Task statement: Find the line that contains "Decode this image" in the entries below. Restate it and every line after it, word for word, with no pictures.

[[ Dataset content open ]]

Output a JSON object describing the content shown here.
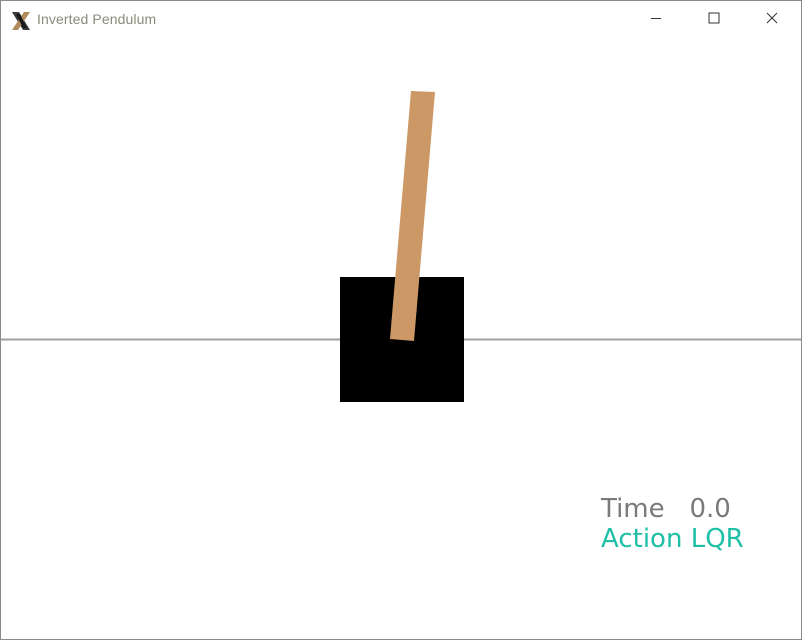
{
  "window": {
    "title": "Inverted Pendulum",
    "icon": "x-app-icon",
    "controls": [
      "minimize-icon",
      "maximize-icon",
      "close-icon"
    ]
  },
  "simulation": {
    "track_color": "#a0a0a0",
    "cart_color": "#000000",
    "pole_color": "#cc9966"
  },
  "hud": {
    "time_label": "Time",
    "time_value": "0.0",
    "time_color": "#7a7a7a",
    "action_label": "Action",
    "action_value": "LQR",
    "action_color": "#20c0a8"
  }
}
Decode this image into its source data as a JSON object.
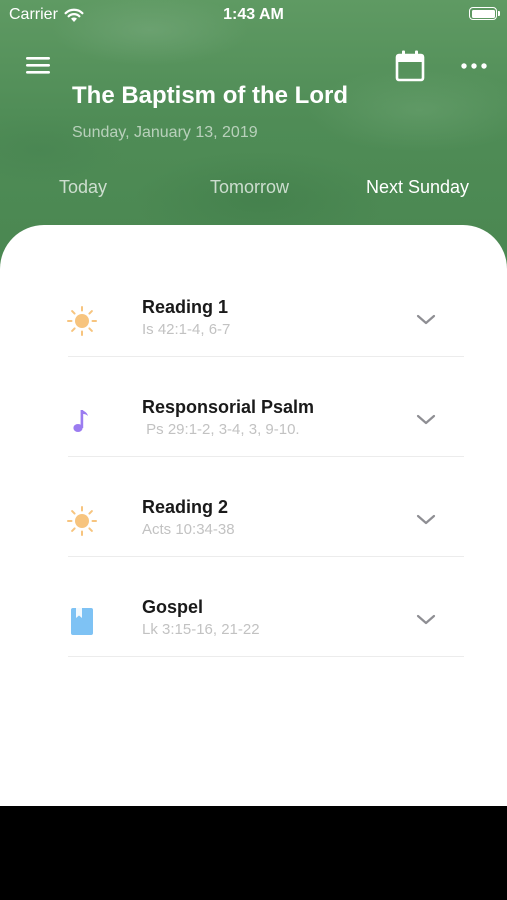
{
  "status_bar": {
    "carrier": "Carrier",
    "time": "1:43 AM"
  },
  "header": {
    "title": "The Baptism of the Lord",
    "date": "Sunday, January 13, 2019",
    "icons": [
      "menu-icon",
      "calendar-icon",
      "more-icon"
    ],
    "tabs": [
      {
        "label": "Today",
        "selected": false
      },
      {
        "label": "Tomorrow",
        "selected": false
      },
      {
        "label": "Next Sunday",
        "selected": true
      }
    ]
  },
  "readings": [
    {
      "title": "Reading 1",
      "reference": "Is 42:1-4, 6-7",
      "icon": "sun-icon",
      "icon_color": "#f7c47e"
    },
    {
      "title": "Responsorial Psalm",
      "reference": " Ps 29:1-2, 3-4, 3, 9-10.",
      "icon": "music-note-icon",
      "icon_color": "#9b7cf0"
    },
    {
      "title": "Reading 2",
      "reference": "Acts 10:34-38",
      "icon": "sun-icon",
      "icon_color": "#f7c47e"
    },
    {
      "title": "Gospel",
      "reference": "Lk 3:15-16, 21-22",
      "icon": "book-icon",
      "icon_color": "#7ec2f4"
    }
  ],
  "colors": {
    "header_green": "#4f8c56",
    "chevron": "#8e8e93"
  }
}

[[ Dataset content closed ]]

Answer section:
Decode this image into its source data as a JSON object.
{
  "status_bar": {
    "carrier": "Carrier",
    "time": "1:43 AM"
  },
  "header": {
    "title": "The Baptism of the Lord",
    "date": "Sunday, January 13, 2019",
    "icons": [
      "menu-icon",
      "calendar-icon",
      "more-icon"
    ],
    "tabs": [
      {
        "label": "Today",
        "selected": false
      },
      {
        "label": "Tomorrow",
        "selected": false
      },
      {
        "label": "Next Sunday",
        "selected": true
      }
    ]
  },
  "readings": [
    {
      "title": "Reading 1",
      "reference": "Is 42:1-4, 6-7",
      "icon": "sun-icon",
      "icon_color": "#f7c47e"
    },
    {
      "title": "Responsorial Psalm",
      "reference": " Ps 29:1-2, 3-4, 3, 9-10.",
      "icon": "music-note-icon",
      "icon_color": "#9b7cf0"
    },
    {
      "title": "Reading 2",
      "reference": "Acts 10:34-38",
      "icon": "sun-icon",
      "icon_color": "#f7c47e"
    },
    {
      "title": "Gospel",
      "reference": "Lk 3:15-16, 21-22",
      "icon": "book-icon",
      "icon_color": "#7ec2f4"
    }
  ],
  "colors": {
    "header_green": "#4f8c56",
    "chevron": "#8e8e93"
  }
}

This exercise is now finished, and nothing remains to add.